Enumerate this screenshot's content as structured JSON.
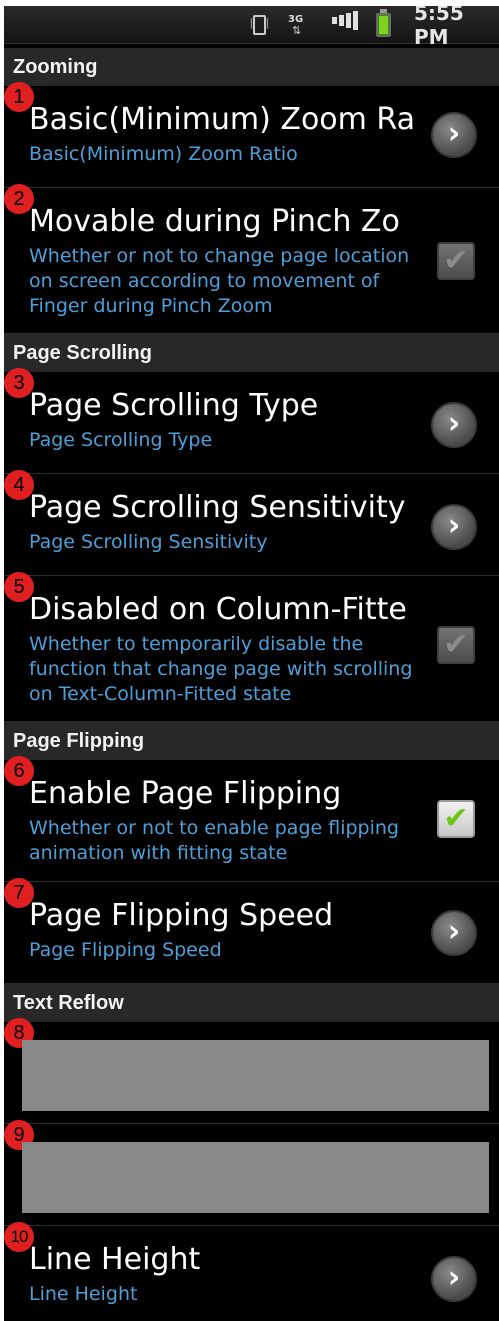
{
  "status_bar": {
    "time": "5:55 PM",
    "network": "3G",
    "icons": [
      "vibrate-icon",
      "3g-data-icon",
      "signal-icon",
      "battery-icon"
    ]
  },
  "sections": [
    {
      "header": "Zooming",
      "items": [
        {
          "badge": "1",
          "title": "Basic(Minimum) Zoom Ra",
          "summary": "Basic(Minimum) Zoom Ratio",
          "control": "chevron"
        },
        {
          "badge": "2",
          "title": "Movable during Pinch Zo",
          "summary": "Whether or not to change page location on screen according to movement of Finger during Pinch Zoom",
          "control": "checkbox",
          "checked": true,
          "enabled": false
        }
      ]
    },
    {
      "header": "Page Scrolling",
      "items": [
        {
          "badge": "3",
          "title": "Page Scrolling Type",
          "summary": "Page Scrolling Type",
          "control": "chevron"
        },
        {
          "badge": "4",
          "title": "Page Scrolling Sensitivity",
          "summary": "Page Scrolling Sensitivity",
          "control": "chevron"
        },
        {
          "badge": "5",
          "title": "Disabled on Column-Fitte",
          "summary": "Whether to temporarily disable the function that change page with scrolling on Text-Column-Fitted state",
          "control": "checkbox",
          "checked": true,
          "enabled": false
        }
      ]
    },
    {
      "header": "Page Flipping",
      "items": [
        {
          "badge": "6",
          "title": "Enable Page Flipping",
          "summary": "Whether or not to enable page flipping animation with fitting state",
          "control": "checkbox",
          "checked": true,
          "enabled": true
        },
        {
          "badge": "7",
          "title": "Page Flipping Speed",
          "summary": "Page Flipping Speed",
          "control": "chevron"
        }
      ]
    },
    {
      "header": "Text Reflow",
      "items": [
        {
          "badge": "8",
          "redacted": true
        },
        {
          "badge": "9",
          "redacted": true
        },
        {
          "badge": "10",
          "title": "Line Height",
          "summary": "Line Height",
          "control": "chevron"
        }
      ]
    }
  ],
  "colors": {
    "background": "#000000",
    "section_header": "#282828",
    "summary_text": "#4e9fd8",
    "badge": "#e02020",
    "check_green": "#6cc61a",
    "redacted_block": "#888888"
  }
}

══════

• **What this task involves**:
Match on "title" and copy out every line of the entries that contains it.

• **Written response**:
          "title": "Basic(Minimum) Zoom Ra",
          "title": "Movable during Pinch Zo",
          "title": "Page Scrolling Type",
          "title": "Page Scrolling Sensitivity",
          "title": "Disabled on Column-Fitte",
          "title": "Enable Page Flipping",
          "title": "Page Flipping Speed",
          "title": "Line Height",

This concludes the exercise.